▶ **TASK DESCRIPTION**:
The word "注册人名称" appears in some lines of the entries. Say how many, and give nothing but the number.

▶ **EXTRACTED DATA**:

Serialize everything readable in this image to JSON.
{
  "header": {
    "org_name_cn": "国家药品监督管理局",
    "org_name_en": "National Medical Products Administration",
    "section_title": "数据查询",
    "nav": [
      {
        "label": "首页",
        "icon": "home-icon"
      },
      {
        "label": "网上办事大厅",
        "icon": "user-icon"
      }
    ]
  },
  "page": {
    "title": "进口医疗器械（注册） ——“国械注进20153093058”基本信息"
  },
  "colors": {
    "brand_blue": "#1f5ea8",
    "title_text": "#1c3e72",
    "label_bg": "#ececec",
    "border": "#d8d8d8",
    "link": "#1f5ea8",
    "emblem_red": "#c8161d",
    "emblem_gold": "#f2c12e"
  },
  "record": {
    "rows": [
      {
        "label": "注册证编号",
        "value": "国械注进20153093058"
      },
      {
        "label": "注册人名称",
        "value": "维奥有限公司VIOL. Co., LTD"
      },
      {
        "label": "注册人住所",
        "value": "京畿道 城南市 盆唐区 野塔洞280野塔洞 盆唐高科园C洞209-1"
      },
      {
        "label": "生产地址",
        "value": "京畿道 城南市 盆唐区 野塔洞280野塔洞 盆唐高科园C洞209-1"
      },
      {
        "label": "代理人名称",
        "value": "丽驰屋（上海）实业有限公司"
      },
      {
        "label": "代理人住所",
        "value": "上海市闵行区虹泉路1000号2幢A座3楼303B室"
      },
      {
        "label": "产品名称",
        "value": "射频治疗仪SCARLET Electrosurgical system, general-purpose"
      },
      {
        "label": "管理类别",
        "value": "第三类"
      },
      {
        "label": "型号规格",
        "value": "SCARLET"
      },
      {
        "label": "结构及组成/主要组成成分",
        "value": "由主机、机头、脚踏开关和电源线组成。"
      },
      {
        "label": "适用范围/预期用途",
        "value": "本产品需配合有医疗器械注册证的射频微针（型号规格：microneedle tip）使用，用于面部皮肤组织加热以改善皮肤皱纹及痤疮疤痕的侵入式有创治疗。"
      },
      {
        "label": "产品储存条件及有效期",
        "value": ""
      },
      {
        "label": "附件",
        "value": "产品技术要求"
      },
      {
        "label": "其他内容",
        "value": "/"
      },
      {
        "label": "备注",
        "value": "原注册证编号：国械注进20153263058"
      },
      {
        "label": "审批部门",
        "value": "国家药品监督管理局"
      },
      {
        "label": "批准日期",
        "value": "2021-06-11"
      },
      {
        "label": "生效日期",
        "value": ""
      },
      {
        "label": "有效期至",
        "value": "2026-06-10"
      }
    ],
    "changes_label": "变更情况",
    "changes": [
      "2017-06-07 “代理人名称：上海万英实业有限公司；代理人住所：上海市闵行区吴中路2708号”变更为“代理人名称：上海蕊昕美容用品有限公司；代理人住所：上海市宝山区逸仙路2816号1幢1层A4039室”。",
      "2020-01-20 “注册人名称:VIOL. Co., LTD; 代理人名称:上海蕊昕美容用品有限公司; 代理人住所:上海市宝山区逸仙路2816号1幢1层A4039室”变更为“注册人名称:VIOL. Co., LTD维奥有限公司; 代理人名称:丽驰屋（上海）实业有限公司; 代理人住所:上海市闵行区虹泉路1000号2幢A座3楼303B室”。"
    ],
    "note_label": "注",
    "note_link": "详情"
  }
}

▶ **FINISHED TASK**:
2